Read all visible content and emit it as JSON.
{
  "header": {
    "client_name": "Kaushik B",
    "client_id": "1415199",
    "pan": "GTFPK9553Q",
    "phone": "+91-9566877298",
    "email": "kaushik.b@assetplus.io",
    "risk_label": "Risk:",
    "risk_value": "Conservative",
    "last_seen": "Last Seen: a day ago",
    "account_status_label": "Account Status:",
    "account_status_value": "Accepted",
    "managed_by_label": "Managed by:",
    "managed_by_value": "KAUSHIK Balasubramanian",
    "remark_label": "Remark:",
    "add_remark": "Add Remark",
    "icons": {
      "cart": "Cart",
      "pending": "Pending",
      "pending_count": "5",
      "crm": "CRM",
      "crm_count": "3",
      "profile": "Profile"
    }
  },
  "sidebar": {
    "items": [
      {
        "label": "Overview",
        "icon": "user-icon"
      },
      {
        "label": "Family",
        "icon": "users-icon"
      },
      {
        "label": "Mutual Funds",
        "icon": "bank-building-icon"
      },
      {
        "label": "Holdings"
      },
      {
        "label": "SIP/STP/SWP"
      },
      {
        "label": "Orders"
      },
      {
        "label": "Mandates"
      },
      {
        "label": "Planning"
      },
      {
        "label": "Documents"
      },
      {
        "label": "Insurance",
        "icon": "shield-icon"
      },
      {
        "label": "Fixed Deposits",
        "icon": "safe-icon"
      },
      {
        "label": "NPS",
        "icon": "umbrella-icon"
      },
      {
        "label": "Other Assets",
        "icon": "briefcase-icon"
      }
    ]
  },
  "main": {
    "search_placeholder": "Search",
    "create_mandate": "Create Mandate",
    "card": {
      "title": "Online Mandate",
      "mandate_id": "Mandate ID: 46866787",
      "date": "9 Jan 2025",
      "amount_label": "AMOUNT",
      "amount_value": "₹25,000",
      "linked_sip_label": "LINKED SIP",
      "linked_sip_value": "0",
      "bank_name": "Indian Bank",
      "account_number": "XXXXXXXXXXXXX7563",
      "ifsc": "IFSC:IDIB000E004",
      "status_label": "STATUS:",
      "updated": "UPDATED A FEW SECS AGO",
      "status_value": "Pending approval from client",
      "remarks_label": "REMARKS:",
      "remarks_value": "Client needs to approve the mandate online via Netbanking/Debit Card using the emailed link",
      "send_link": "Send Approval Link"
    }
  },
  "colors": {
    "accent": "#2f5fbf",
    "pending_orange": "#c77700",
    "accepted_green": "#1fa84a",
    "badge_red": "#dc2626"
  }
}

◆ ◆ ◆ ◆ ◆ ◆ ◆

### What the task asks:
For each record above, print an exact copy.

### Task output:
Read all visible content and emit it as JSON.
{
  "header": {
    "client_name": "Kaushik B",
    "client_id": "1415199",
    "pan": "GTFPK9553Q",
    "phone": "+91-9566877298",
    "email": "kaushik.b@assetplus.io",
    "risk_label": "Risk:",
    "risk_value": "Conservative",
    "last_seen": "Last Seen: a day ago",
    "account_status_label": "Account Status:",
    "account_status_value": "Accepted",
    "managed_by_label": "Managed by:",
    "managed_by_value": "KAUSHIK Balasubramanian",
    "remark_label": "Remark:",
    "add_remark": "Add Remark",
    "icons": {
      "cart": "Cart",
      "pending": "Pending",
      "pending_count": "5",
      "crm": "CRM",
      "crm_count": "3",
      "profile": "Profile"
    }
  },
  "sidebar": {
    "items": [
      {
        "label": "Overview",
        "icon": "user-icon"
      },
      {
        "label": "Family",
        "icon": "users-icon"
      },
      {
        "label": "Mutual Funds",
        "icon": "bank-building-icon"
      },
      {
        "label": "Holdings"
      },
      {
        "label": "SIP/STP/SWP"
      },
      {
        "label": "Orders"
      },
      {
        "label": "Mandates"
      },
      {
        "label": "Planning"
      },
      {
        "label": "Documents"
      },
      {
        "label": "Insurance",
        "icon": "shield-icon"
      },
      {
        "label": "Fixed Deposits",
        "icon": "safe-icon"
      },
      {
        "label": "NPS",
        "icon": "umbrella-icon"
      },
      {
        "label": "Other Assets",
        "icon": "briefcase-icon"
      }
    ]
  },
  "main": {
    "search_placeholder": "Search",
    "create_mandate": "Create Mandate",
    "card": {
      "title": "Online Mandate",
      "mandate_id": "Mandate ID: 46866787",
      "date": "9 Jan 2025",
      "amount_label": "AMOUNT",
      "amount_value": "₹25,000",
      "linked_sip_label": "LINKED SIP",
      "linked_sip_value": "0",
      "bank_name": "Indian Bank",
      "account_number": "XXXXXXXXXXXXX7563",
      "ifsc": "IFSC:IDIB000E004",
      "status_label": "STATUS:",
      "updated": "UPDATED A FEW SECS AGO",
      "status_value": "Pending approval from client",
      "remarks_label": "REMARKS:",
      "remarks_value": "Client needs to approve the mandate online via Netbanking/Debit Card using the emailed link",
      "send_link": "Send Approval Link"
    }
  },
  "colors": {
    "accent": "#2f5fbf",
    "pending_orange": "#c77700",
    "accepted_green": "#1fa84a",
    "badge_red": "#dc2626"
  }
}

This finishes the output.